▶ DIRECTIONS FOR THIS TASK: Pick the lines holding the string "JSON" out of the records and copy them.

[RECORDS SUPPLIED Boundary: Start]

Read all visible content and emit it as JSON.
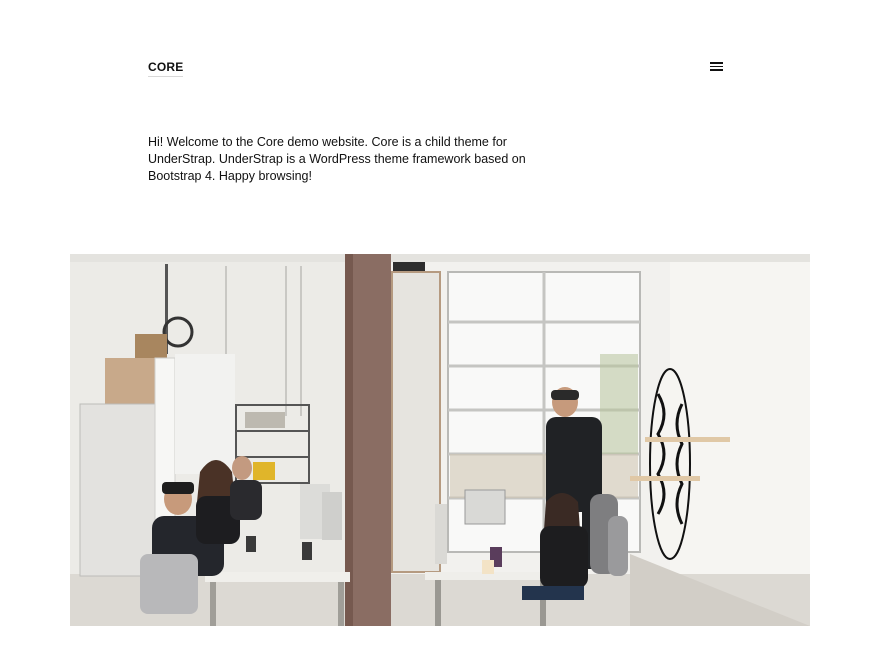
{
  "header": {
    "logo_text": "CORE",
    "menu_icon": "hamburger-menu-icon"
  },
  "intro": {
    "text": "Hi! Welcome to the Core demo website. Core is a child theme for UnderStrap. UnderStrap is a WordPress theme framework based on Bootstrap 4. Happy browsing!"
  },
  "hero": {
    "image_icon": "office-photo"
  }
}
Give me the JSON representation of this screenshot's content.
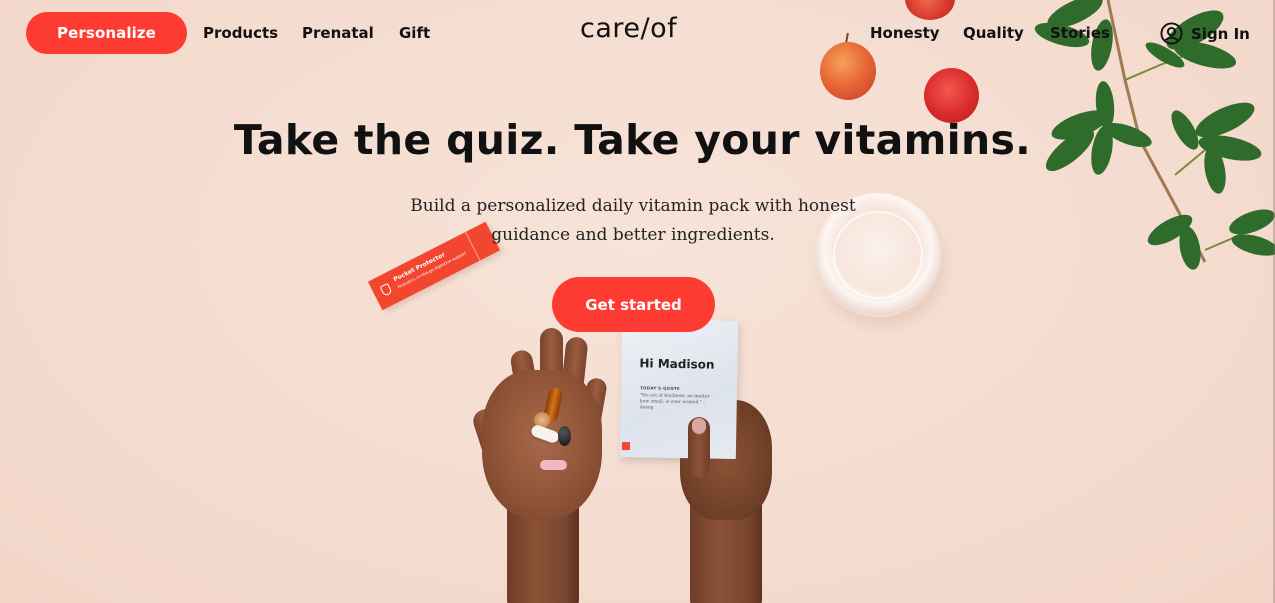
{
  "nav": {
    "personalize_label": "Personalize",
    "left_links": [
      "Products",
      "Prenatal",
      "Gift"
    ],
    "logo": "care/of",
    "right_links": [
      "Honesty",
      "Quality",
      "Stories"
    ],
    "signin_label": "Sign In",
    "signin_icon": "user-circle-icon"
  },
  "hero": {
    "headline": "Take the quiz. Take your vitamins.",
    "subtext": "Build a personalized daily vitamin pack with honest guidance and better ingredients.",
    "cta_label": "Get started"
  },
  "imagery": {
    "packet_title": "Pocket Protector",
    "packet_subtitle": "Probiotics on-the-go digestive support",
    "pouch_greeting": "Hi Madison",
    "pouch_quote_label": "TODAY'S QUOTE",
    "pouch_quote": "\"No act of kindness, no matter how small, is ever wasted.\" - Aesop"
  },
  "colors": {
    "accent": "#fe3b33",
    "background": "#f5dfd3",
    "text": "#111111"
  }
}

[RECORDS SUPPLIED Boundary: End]
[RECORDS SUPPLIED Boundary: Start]

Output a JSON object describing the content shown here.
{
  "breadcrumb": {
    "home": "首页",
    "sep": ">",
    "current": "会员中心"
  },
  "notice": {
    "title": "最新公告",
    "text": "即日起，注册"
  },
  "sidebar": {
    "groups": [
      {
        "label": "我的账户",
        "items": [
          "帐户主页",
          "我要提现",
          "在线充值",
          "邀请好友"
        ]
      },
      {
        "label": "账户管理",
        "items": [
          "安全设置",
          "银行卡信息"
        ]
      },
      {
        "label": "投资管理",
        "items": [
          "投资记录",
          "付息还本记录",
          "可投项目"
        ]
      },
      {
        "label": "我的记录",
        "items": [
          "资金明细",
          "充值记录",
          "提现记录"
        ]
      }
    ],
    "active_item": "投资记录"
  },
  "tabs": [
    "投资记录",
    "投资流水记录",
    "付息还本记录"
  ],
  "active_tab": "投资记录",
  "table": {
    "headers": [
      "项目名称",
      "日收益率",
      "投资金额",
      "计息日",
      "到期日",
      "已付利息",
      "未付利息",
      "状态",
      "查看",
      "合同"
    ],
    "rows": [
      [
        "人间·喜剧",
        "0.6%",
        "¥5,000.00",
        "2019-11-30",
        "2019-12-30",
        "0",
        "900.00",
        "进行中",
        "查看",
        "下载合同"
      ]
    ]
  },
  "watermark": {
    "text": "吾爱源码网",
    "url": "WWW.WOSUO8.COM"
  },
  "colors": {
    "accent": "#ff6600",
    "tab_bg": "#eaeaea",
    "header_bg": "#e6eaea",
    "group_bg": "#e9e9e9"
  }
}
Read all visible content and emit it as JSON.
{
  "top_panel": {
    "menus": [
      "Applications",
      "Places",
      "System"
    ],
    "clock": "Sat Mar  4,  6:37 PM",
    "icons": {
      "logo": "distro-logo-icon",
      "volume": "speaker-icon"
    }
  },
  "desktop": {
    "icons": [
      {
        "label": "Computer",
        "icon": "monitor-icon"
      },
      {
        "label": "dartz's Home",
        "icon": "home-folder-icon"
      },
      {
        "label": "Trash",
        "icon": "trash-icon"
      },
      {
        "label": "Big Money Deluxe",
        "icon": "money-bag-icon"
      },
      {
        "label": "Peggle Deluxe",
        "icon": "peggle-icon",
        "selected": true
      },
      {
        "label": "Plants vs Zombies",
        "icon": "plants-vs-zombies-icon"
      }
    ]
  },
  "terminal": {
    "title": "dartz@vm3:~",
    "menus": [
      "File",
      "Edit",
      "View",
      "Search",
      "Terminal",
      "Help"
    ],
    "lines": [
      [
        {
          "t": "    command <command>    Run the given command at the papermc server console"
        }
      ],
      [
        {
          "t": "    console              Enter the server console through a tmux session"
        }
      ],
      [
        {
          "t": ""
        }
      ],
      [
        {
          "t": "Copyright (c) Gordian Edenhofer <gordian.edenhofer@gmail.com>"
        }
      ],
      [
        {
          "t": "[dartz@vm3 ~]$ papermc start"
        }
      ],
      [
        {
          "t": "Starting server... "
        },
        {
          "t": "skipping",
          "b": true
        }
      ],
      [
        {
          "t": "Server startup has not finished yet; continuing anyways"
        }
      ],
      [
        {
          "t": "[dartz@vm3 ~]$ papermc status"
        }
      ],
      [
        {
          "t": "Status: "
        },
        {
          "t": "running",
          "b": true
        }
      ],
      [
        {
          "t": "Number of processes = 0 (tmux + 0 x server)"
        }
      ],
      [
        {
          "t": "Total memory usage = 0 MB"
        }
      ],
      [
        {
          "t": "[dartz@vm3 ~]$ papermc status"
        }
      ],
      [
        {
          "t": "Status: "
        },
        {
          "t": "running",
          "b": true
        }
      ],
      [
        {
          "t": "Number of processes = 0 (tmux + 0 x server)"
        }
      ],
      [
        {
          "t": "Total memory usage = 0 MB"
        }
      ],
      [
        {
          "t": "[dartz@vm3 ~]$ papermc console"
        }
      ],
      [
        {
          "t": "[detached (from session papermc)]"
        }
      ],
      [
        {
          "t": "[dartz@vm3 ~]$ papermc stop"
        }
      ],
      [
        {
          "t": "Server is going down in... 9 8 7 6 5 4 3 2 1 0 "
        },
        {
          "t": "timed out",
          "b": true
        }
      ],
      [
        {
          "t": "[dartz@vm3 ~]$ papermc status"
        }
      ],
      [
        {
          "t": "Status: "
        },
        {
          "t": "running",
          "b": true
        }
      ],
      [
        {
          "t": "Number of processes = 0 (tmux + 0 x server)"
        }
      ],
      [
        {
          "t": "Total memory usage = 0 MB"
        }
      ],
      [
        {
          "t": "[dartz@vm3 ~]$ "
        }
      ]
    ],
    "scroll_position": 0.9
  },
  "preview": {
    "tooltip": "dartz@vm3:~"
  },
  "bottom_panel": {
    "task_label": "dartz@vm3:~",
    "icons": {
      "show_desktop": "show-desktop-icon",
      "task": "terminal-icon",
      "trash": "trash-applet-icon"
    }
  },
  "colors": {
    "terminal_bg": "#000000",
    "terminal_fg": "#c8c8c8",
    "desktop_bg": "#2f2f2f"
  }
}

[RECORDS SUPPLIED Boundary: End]
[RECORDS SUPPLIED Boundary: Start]

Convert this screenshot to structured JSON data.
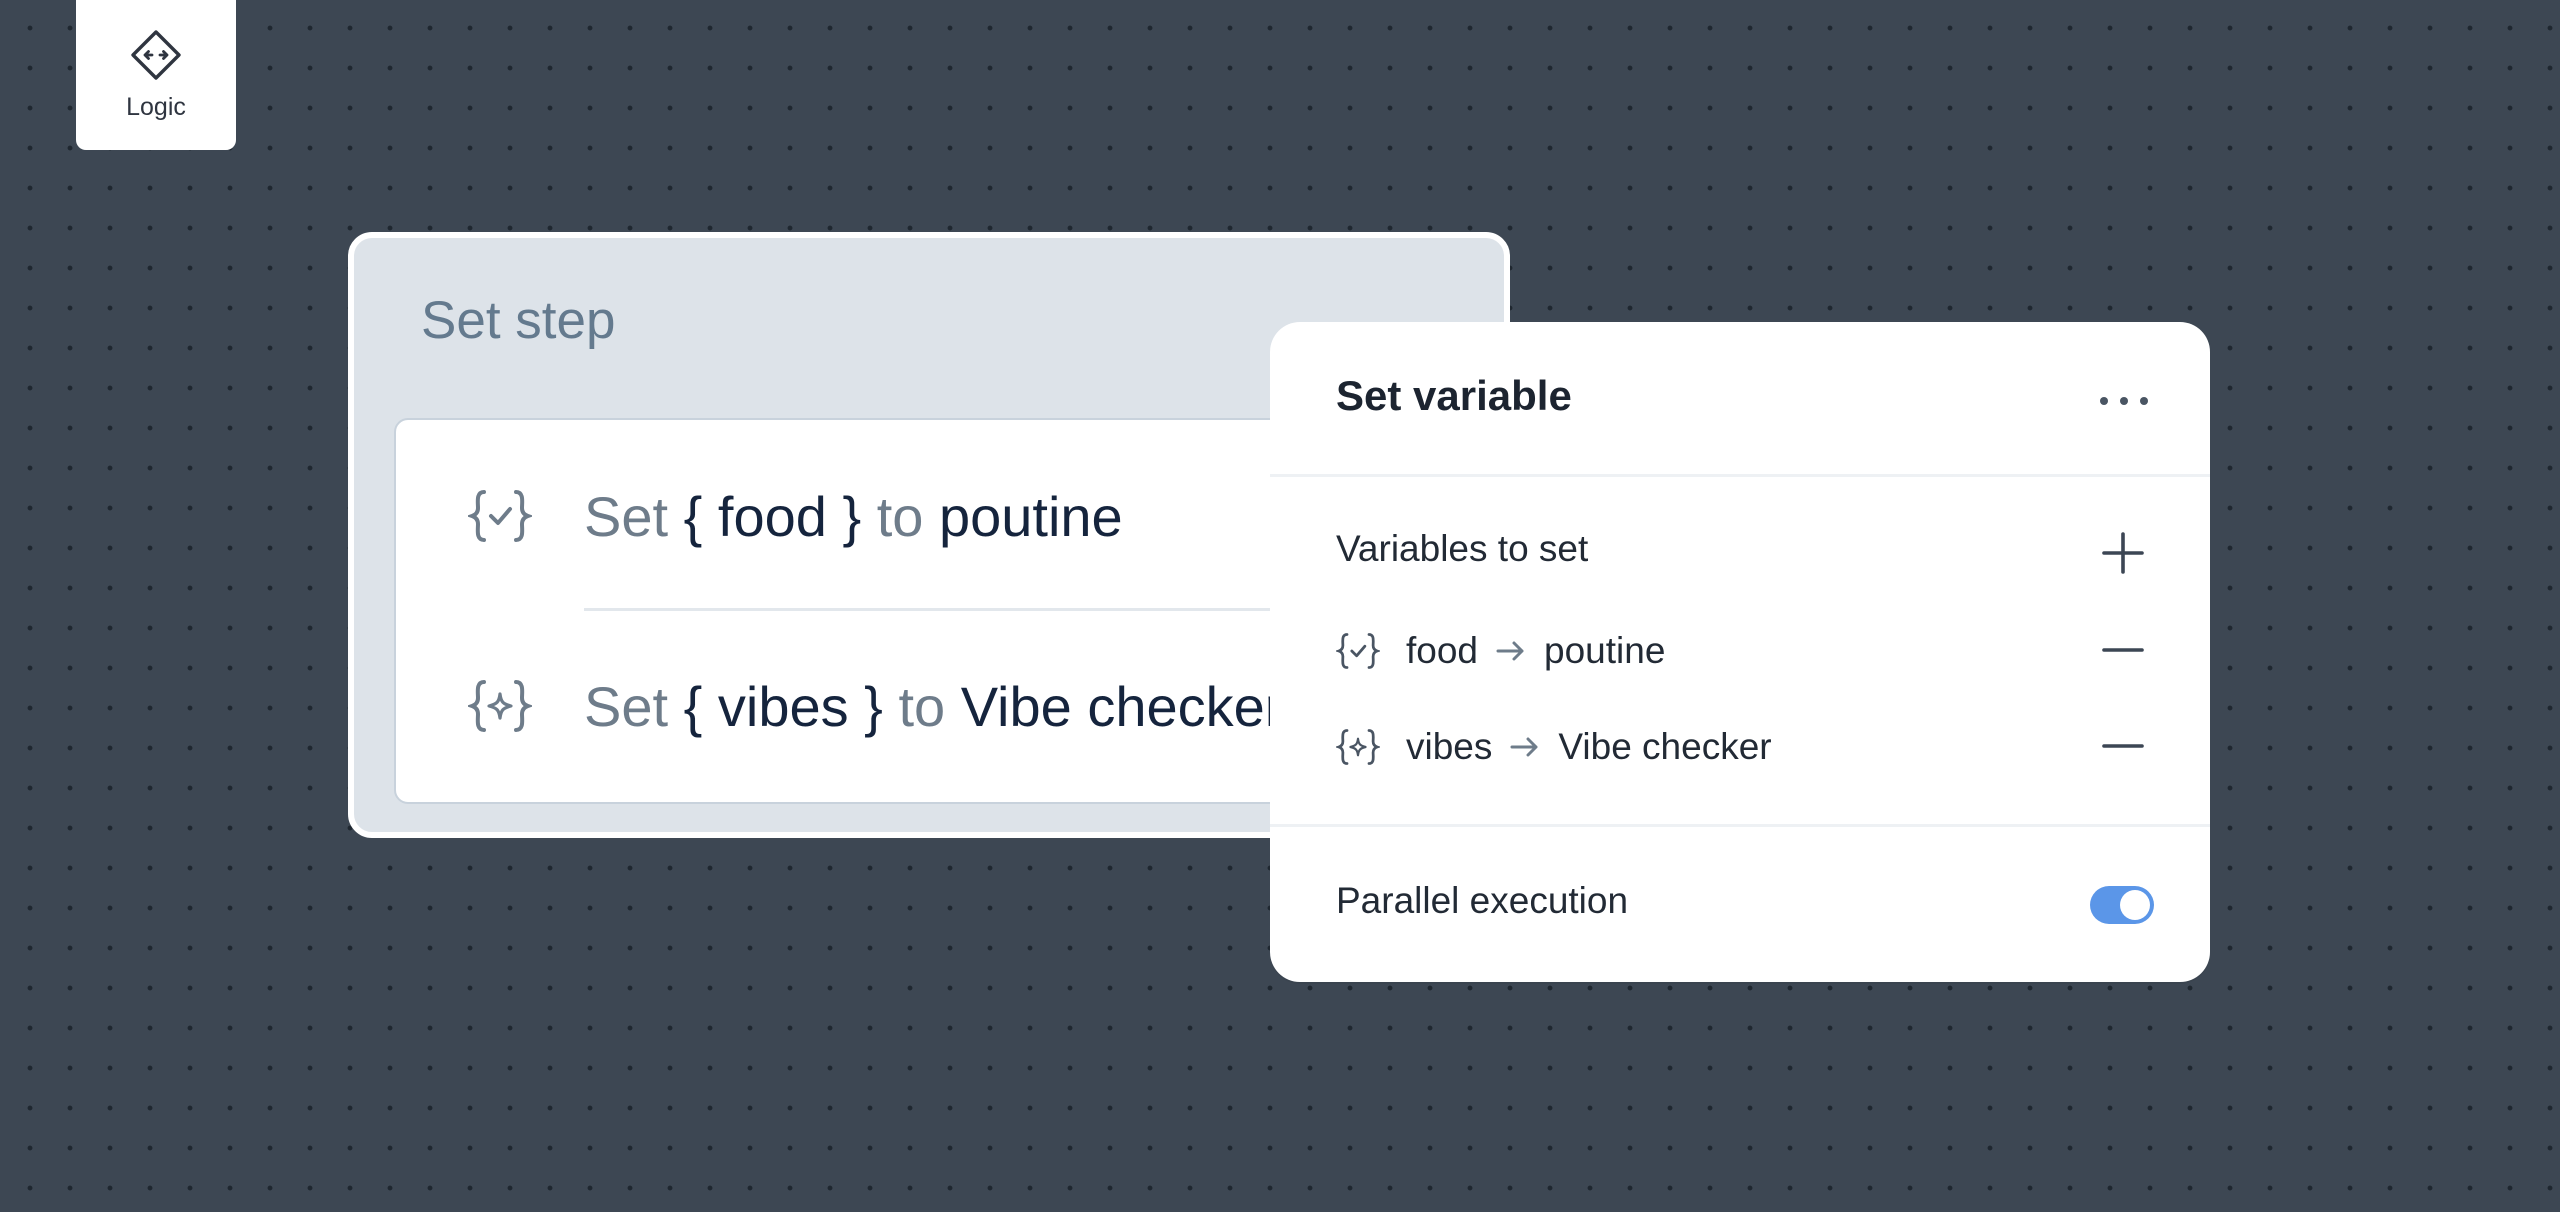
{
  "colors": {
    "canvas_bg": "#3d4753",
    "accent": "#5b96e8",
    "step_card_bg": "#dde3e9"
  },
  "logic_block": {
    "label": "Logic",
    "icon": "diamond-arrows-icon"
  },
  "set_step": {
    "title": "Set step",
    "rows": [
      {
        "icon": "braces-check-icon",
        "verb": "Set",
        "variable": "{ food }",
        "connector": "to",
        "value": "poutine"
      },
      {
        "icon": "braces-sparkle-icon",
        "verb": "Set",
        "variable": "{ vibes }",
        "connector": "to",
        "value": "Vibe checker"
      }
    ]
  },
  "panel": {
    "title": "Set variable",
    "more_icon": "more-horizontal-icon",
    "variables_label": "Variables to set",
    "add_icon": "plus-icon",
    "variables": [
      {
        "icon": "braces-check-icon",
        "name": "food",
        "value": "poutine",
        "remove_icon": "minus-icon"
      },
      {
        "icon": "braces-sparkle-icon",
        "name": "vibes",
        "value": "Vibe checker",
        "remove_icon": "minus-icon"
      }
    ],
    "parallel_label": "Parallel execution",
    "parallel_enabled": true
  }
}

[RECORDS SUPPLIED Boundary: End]

▶ ANSWER FOR THE TASK:
Read all visible content and emit it as JSON.
Give me the JSON representation of this screenshot's content.
Output a JSON object describing the content shown here.
Read all visible content and emit it as JSON.
Convert this screenshot to structured JSON data.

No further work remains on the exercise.